  • The Basics of Insurance Part II: Health Insurance for Artists

    In this article, we’ll a type of insurance that you’ll want to think about as you build your art business – health insurance for artists. The post The Basics of Insurance Part II: Health Insurance for Artists appeared first on […]

  • The Emergence of the Creative Entrepreneur

    The term “starving artist” has long been part of our lexicon, signifying the significant struggle artists face bringing their creative work to market. For the lucky few that survive until they have paid their dues, the career can be […]

  • Seth Godin and Marketing for the Art World

    A good marketing strategy can help grow a business if done well. Let Seth Godin show you how to be a modern marketer in his skillshare video series. The post Seth Godin and Marketing for the Art World appeared first on Artrepreneur. […]

  • These Five Companies Put the Art in Startup

    Technology and art are intersecting in more ways than ever, and today’s art startups are revolutionizing the way art is consumed and collected. Entrepreneurs have been intersecting art and technology since the start of the .com boom. Portfolio […]

  • The Art Museum In The Digital Age

    I talked with Steve Konick, Director of Public Relations and Marketing for the Currier Museum of Art, in Manchester, New Hampshire, to understand why art museums are still relevant The post The Art Museum In The Digital Age appeared first on […]

  • Should I Open a Corporation for My Art Business?

    About 375,000 visual artists claim to be self-employed yet many don't realize that their personal assets can be at risk. Find out how opening a corporation can help protect you. The post Should I Open a Corporation for My Art Business? appeared […]

  • Model Citizens and Protected Images: Work-for-Hire and Right of Publicity

    Last week, we discussed model releases, and an example concerning a model whose image was being used by a company in a more liberal manner than what had originally been agreed upon by the model and the company. You may recall that in this instance, […]

  • Does Copyright and Trademark Law Protect 3D Printing?

    3D printing is a relatively new art form is sweeping the internet and worrying designers and Hollywood executives alike. Along with the advent of 3D printing, a steady stream of piracy and copyright infringement cases have been reported by industry […]

  • Consider this tip before signing an International Art Contract

    Most art galleries participate in art fairs throughout the year.
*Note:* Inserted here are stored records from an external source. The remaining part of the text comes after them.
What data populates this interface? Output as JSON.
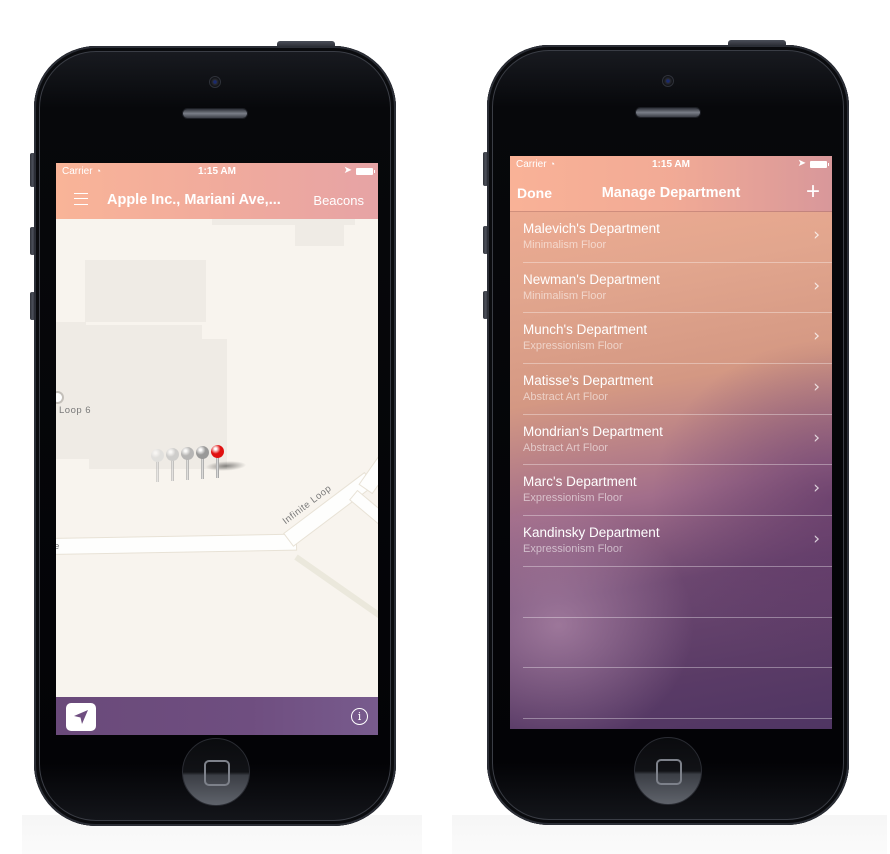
{
  "left_phone": {
    "status_bar": {
      "carrier": "Carrier",
      "time": "1:15 AM"
    },
    "navbar": {
      "menu_icon": "hamburger-icon",
      "title": "Apple Inc., Mariani Ave,...",
      "right_button": "Beacons"
    },
    "map": {
      "labels": {
        "poi": "Loop 6",
        "road_1": "Infinite Loop",
        "road_2": "e"
      },
      "pins": [
        {
          "color": "#e01010",
          "active": true
        },
        {
          "color": "#8e8e8e",
          "active": false
        },
        {
          "color": "#a5a5a5",
          "active": false
        },
        {
          "color": "#bdbdbd",
          "active": false
        },
        {
          "color": "#d6d6d6",
          "active": false
        }
      ]
    },
    "toolbar": {
      "locate_icon": "location-arrow-icon",
      "info_icon": "info-icon",
      "info_glyph": "i"
    }
  },
  "right_phone": {
    "status_bar": {
      "carrier": "Carrier",
      "time": "1:15 AM"
    },
    "navbar": {
      "left_button": "Done",
      "title": "Manage Department",
      "right_button": "+"
    },
    "departments": [
      {
        "name": "Malevich's Department",
        "floor": "Minimalism Floor"
      },
      {
        "name": "Newman's Department",
        "floor": "Minimalism Floor"
      },
      {
        "name": "Munch's Department",
        "floor": "Expressionism Floor"
      },
      {
        "name": "Matisse's Department",
        "floor": "Abstract Art Floor"
      },
      {
        "name": "Mondrian's Department",
        "floor": "Abstract Art Floor"
      },
      {
        "name": "Marc's Department",
        "floor": "Expressionism Floor"
      },
      {
        "name": "Kandinsky Department",
        "floor": "Expressionism Floor"
      }
    ],
    "chevron": "›"
  },
  "colors": {
    "header_peach": "#f9b498",
    "toolbar_purple": "#6f4e80",
    "map_bg": "#f8f4ee",
    "pin_red": "#e01010"
  }
}
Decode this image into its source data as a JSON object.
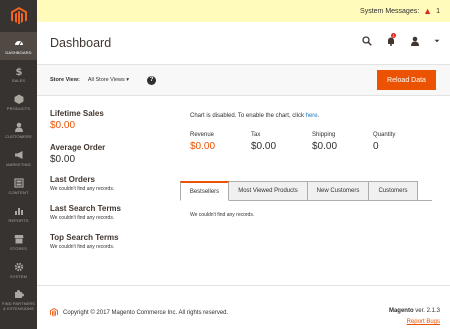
{
  "sidebar": {
    "items": [
      {
        "label": "DASHBOARD",
        "icon": "dashboard-icon"
      },
      {
        "label": "SALES",
        "icon": "dollar-icon"
      },
      {
        "label": "PRODUCTS",
        "icon": "cube-icon"
      },
      {
        "label": "CUSTOMERS",
        "icon": "person-icon"
      },
      {
        "label": "MARKETING",
        "icon": "megaphone-icon"
      },
      {
        "label": "CONTENT",
        "icon": "layout-icon"
      },
      {
        "label": "REPORTS",
        "icon": "bar-chart-icon"
      },
      {
        "label": "STORES",
        "icon": "store-icon"
      },
      {
        "label": "SYSTEM",
        "icon": "gear-icon"
      },
      {
        "label": "FIND PARTNERS & EXTENSIONS",
        "icon": "puzzle-icon"
      }
    ]
  },
  "system_messages": {
    "label": "System Messages:",
    "count": "1"
  },
  "header": {
    "title": "Dashboard",
    "notifications_count": "1"
  },
  "store_view": {
    "label": "Store View:",
    "selected": "All Store Views",
    "reload_label": "Reload Data"
  },
  "stats": {
    "lifetime_sales": {
      "title": "Lifetime Sales",
      "value": "$0.00"
    },
    "average_order": {
      "title": "Average Order",
      "value": "$0.00"
    },
    "last_orders": {
      "title": "Last Orders",
      "note": "We couldn't find any records."
    },
    "last_search_terms": {
      "title": "Last Search Terms",
      "note": "We couldn't find any records."
    },
    "top_search_terms": {
      "title": "Top Search Terms",
      "note": "We couldn't find any records."
    }
  },
  "chart": {
    "message": "Chart is disabled. To enable the chart, click ",
    "link": "here",
    "suffix": "."
  },
  "totals": [
    {
      "label": "Revenue",
      "value": "$0.00"
    },
    {
      "label": "Tax",
      "value": "$0.00"
    },
    {
      "label": "Shipping",
      "value": "$0.00"
    },
    {
      "label": "Quantity",
      "value": "0"
    }
  ],
  "tabs": [
    {
      "label": "Bestsellers",
      "active": true
    },
    {
      "label": "Most Viewed Products",
      "active": false
    },
    {
      "label": "New Customers",
      "active": false
    },
    {
      "label": "Customers",
      "active": false
    }
  ],
  "tab_content": "We couldn't find any records.",
  "footer": {
    "copyright": "Copyright © 2017 Magento Commerce Inc. All rights reserved.",
    "brand": "Magento",
    "version": " ver. 2.1.3",
    "report_bugs": "Report Bugs"
  },
  "colors": {
    "accent": "#eb5202",
    "sidebar": "#373330",
    "link": "#1979c3"
  }
}
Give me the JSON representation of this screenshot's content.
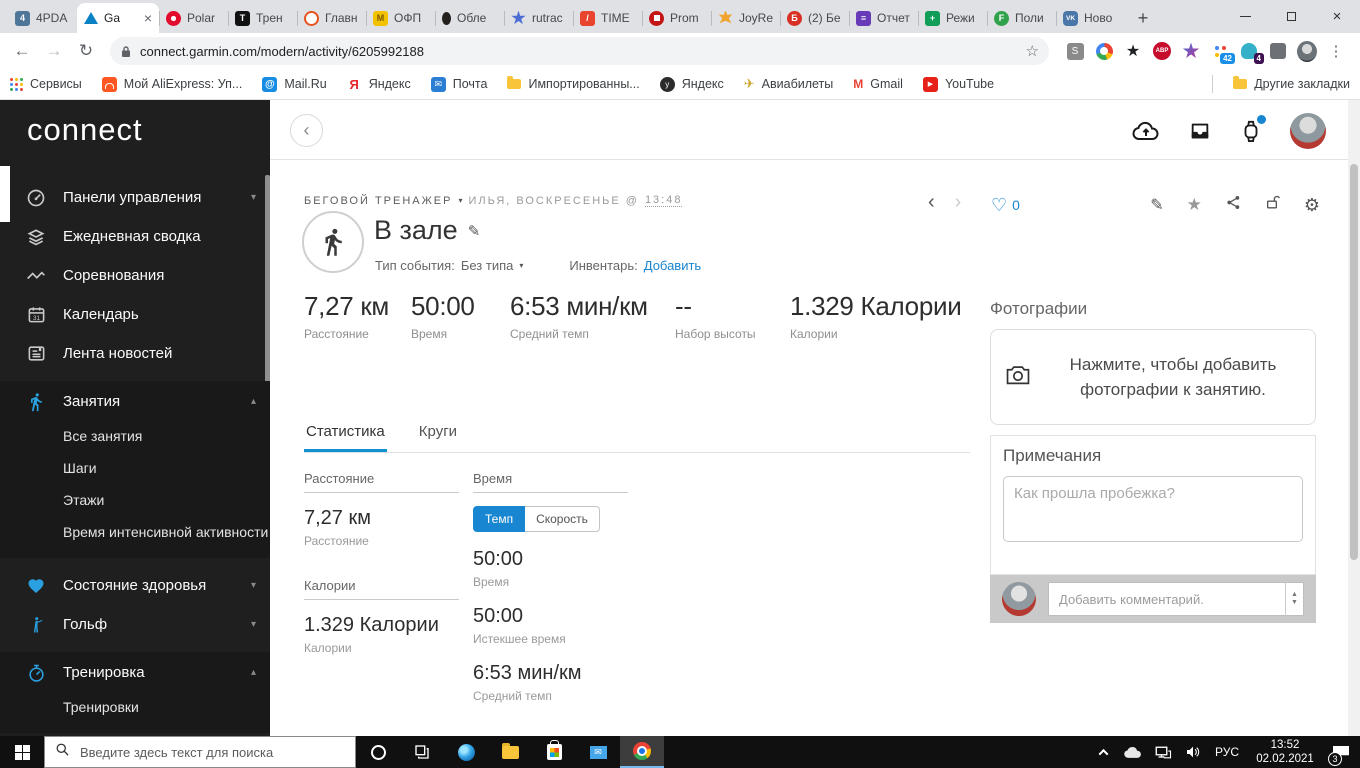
{
  "icons": {
    "close": "×",
    "plus": "+",
    "back": "←",
    "forward": "→",
    "reload": "↻",
    "chevron_down": "▾",
    "chevron_up": "▴",
    "chevron_left": "‹",
    "chevron_right": "›",
    "heart_outline": "♡",
    "star": "★",
    "star_outline": "☆",
    "pencil": "✎",
    "gear": "⚙",
    "menu_dots": "⋮",
    "spin_up": "▲",
    "spin_down": "▼",
    "fav": {
      "pda": "4",
      "t": "T",
      "m": "M",
      "slash": "/",
      "b": "Б",
      "list": "≡",
      "plus": "+",
      "f": "F",
      "vk": "VK"
    },
    "bm": {
      "at": "@",
      "ya": "Я",
      "mail": "✉",
      "plane": "✈",
      "gmail": "M",
      "play": "▶",
      "globe": "y"
    }
  },
  "colors": {
    "accent_blue": "#1886d0",
    "tab_underline": "#1191cf",
    "sidebar_bg": "#1f1f1f"
  },
  "browser": {
    "tabs": [
      "4PDA",
      "Ga",
      "Polar",
      "Трен",
      "Главн",
      "ОФП",
      "Обле",
      "rutrac",
      "TIME",
      "Prom",
      "JoyRe",
      "(2) Бе",
      "Отчет",
      "Режи",
      "Поли",
      "Ново"
    ],
    "url": "connect.garmin.com/modern/activity/6205992188",
    "ext": {
      "s": "S",
      "abp": "ABP",
      "badge_blue": "42",
      "badge_ghost": "4"
    },
    "bookmarks": [
      "Сервисы",
      "Мой AliExpress: Уп...",
      "Mail.Ru",
      "Яндекс",
      "Почта",
      "Импортированны...",
      "Яндекс",
      "Авиабилеты",
      "Gmail",
      "YouTube"
    ],
    "other_bookmarks": "Другие закладки"
  },
  "sidebar": {
    "logo": "connect",
    "items": [
      "Панели управления",
      "Ежедневная сводка",
      "Соревнования",
      "Календарь",
      "Лента новостей",
      "Занятия",
      "Состояние здоровья",
      "Гольф",
      "Тренировка"
    ],
    "activities_children": [
      "Все занятия",
      "Шаги",
      "Этажи",
      "Время интенсивной активности"
    ],
    "training_children": [
      "Тренировки"
    ]
  },
  "activity": {
    "sport": "БЕГОВОЙ ТРЕНАЖЕР",
    "owner": "ИЛЬЯ, ВОСКРЕСЕНЬЕ @",
    "time": "13:48",
    "likes": "0",
    "title": "В зале",
    "event_type_label": "Тип события:",
    "event_type_value": "Без типа",
    "inventory_label": "Инвентарь:",
    "inventory_add": "Добавить",
    "summary": [
      {
        "value": "7,27 км",
        "label": "Расстояние"
      },
      {
        "value": "50:00",
        "label": "Время"
      },
      {
        "value": "6:53 мин/км",
        "label": "Средний темп"
      },
      {
        "value": "--",
        "label": "Набор высоты"
      },
      {
        "value": "1.329 Калории",
        "label": "Калории"
      }
    ],
    "tabs": [
      "Статистика",
      "Круги"
    ],
    "distance_section": {
      "header": "Расстояние",
      "value": "7,27 км",
      "label": "Расстояние"
    },
    "calories_section": {
      "header": "Калории",
      "value": "1.329 Калории",
      "label": "Калории"
    },
    "time_section": {
      "header": "Время",
      "toggle": [
        "Темп",
        "Скорость"
      ],
      "rows": [
        {
          "value": "50:00",
          "label": "Время"
        },
        {
          "value": "50:00",
          "label": "Истекшее время"
        },
        {
          "value": "6:53 мин/км",
          "label": "Средний темп"
        }
      ]
    }
  },
  "right_panel": {
    "photos_title": "Фотографии",
    "photos_hint": "Нажмите, чтобы добавить фотографии к занятию.",
    "notes_title": "Примечания",
    "notes_placeholder": "Как прошла пробежка?",
    "comment_placeholder": "Добавить комментарий."
  },
  "taskbar": {
    "search_placeholder": "Введите здесь текст для поиска",
    "lang": "РУС",
    "time": "13:52",
    "date": "02.02.2021",
    "badge": "3"
  }
}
Many of those fairs are international, such as Art Basel Switzerland or the Hong International Art Fair. International art fairs are an excellent way to position your gallery in […]

  • Six Steps to Safer Image Sharing

    Despite the unfortunate reality that image sharing on the Internet can lead to misappropriation of your work, there are some steps that can minimize the risks. The post Six Steps to Safer Image Sharing appeared first on Artrepreneur. […]

  • Does Freedom of Speech Protect Taking Photos of People Through Windows?

    Fine art Photographer Arne Svenson spent a year secretly taking photos of the Fosters, a family living across the street from his home. Does the Foster's Right to Privacy outweigh Svenson's Freedom of Expression? The post Does Freedom of Speech […]

  • Four Reasons Artists Should Hire Lawyers

    Think artists can't afford to hire lawyers? Actually, artists can't afford to not have one by their side. Here's four reasons why. The post Four Reasons Artists Should Hire Lawyers appeared first on Artrepreneur. […]

  • Death and Taxes: Save Millions Through Careful Estate Planning

    Artists and collectors can minimize estate taxes on artworks by employing a planning strategy and understanding the complexities involved with assessing the work's fair market value. The post Death and Taxes: Save Millions Through Careful Estate […]

  • Can You Spot a Fake? The Trouble with Authenticating Art

    What are the challenges for collectors in authenticating artworks? What are the legal remedies when a purchased artwork is discovered to be a forgery? The post Can You Spot a Fake? The Trouble with Authenticating Art appeared first on Artrepreneur. […]